August, the last month before potentially plant-killing frost, sees everything producing at a maximum rate in the vegetable garden. By now, many of our favorite perennials have passed their peak, but lots of late-blooming plants and shrubs fill in the gap. One of these is elecampane, a tall (to 8 feet) plant with opposite, burdock-like leaves and groups of yellow, wiry-petalled, sunflower-like flowers on the top third of the plant.

An elecampane plant.  Tom Seymour

Despised by some and loved by many, this now-naturalized alien “weed” has, in my estimation, a stately appearance and one or two specimens can have a dramatic effect in most garden situations. My new place didn’t have elecampane growing, but just a short distance away, the road was lined with blooming elecampane. I was waiting for a cloudy day to transplant a few plants, but the town trimmer came by the morning before my visit.

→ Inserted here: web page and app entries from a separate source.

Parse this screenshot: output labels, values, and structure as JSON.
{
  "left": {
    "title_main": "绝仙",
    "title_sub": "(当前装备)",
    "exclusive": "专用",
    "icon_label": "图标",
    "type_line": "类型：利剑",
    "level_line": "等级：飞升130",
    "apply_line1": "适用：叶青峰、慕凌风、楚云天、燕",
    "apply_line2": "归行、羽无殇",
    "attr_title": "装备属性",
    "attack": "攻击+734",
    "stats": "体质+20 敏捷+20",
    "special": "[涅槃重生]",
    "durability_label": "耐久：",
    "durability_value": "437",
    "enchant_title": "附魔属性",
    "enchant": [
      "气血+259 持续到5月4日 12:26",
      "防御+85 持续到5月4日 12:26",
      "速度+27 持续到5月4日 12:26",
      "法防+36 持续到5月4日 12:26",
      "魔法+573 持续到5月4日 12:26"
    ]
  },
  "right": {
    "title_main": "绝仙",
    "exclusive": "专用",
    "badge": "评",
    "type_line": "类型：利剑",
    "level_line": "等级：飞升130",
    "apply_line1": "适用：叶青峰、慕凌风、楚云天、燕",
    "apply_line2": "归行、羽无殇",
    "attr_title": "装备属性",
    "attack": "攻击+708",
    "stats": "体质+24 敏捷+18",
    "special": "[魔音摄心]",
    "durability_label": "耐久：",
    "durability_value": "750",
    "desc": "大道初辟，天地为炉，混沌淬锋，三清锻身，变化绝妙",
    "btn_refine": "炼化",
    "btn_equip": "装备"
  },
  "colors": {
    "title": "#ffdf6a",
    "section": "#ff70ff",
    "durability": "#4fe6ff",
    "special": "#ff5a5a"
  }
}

But not to worry. There are lots of little elecampane plants everywhere, products of the fluffy, dandelion-like seed parachutes. Elecampane self-seeds freely and if you don’t want any more of this plant around, don’t let it go to seed.

Pile Beans

Tom’s pile beans Tom Seymour

Pile beans. That’s not a typo. My pole beans slid down the pole and lay in a pile at the foot of it. The big bunch of beans and runners is so tangled that it is impossible to unwind them. It seems the problem stems from a too-slippery pole. In the past I would go to my woodlot and cut rough poles, bark-on, with little nubs where the limbs were trimmed. That supplied plenty friction for the bean tendrils to affect a purchase. But my slick-finished pole in this year’s garden provides nothing to bind to.

So lesson learned. If you plan on growing pole beans next year, make sure your pole is on the rough side, or else you will wind up with “pile beans,” like me.

Muncher Cukes

I did a trial of “Muncher Cucumbers” this year and find them among the best cukes I’ve ever grown. True to their name, they have lots of crunch, without a trace of bitterness, even at fairly large sizes. Also, Munchers have very thin skin and it wouldn’t hurt to leave the skin on when slicing into rounds. By watering every day, sometimes twice a day, my cucumbers have begun producing like mad. This cucumber has everything to recommend it.

By the way, cucumbers were an important vegetable in bible times. Farmers would plant huge fields of cukes and place a manned watchtower in the middle, to protect their investment. We’re talking serious cucumber attachment.

Sweet Corn

Sweet corn in Earth Box Tom Seymour

While it’s so easy just to buy sweet corn from the store, it’s nice to run out and pick a fresh ear or two to throw in the pot when cooking lobster. But my new place doesn’t afford me room for a serious corn patch. So I resorted to the old, faithful Earth Box, a specially designed planter with a water reservoir in the bottom.

With nothing really to lose, I planted corn in one Earth Box this spring and now I have little ears showing their flaxen silk. I should get enough for quite a few meals. Next year I may plant two Earth Boxes with corn. Just keep the boxes watered and that’s all there is to it. Being self-contained, fertilizer, soil and water are automatically supplied to the roots.

Black Elder

I was given a small black elderberry plant last spring and hoped to plant it in the back garden area, but until I get a fence set up, there’s no sense setting it out. Surprisingly, the plant has turned into a shrub, and it wouldn’t surprise me if it couldn’t grow to maturity in its pot.

Happy gardening. Enjoy the time we have left.

Tom Seymour, of Frankfort, is a homeowner, gardener, forager, naturalist, registered Maine Guide, amateur astronomer, magazine and newspaper columnist, and book author.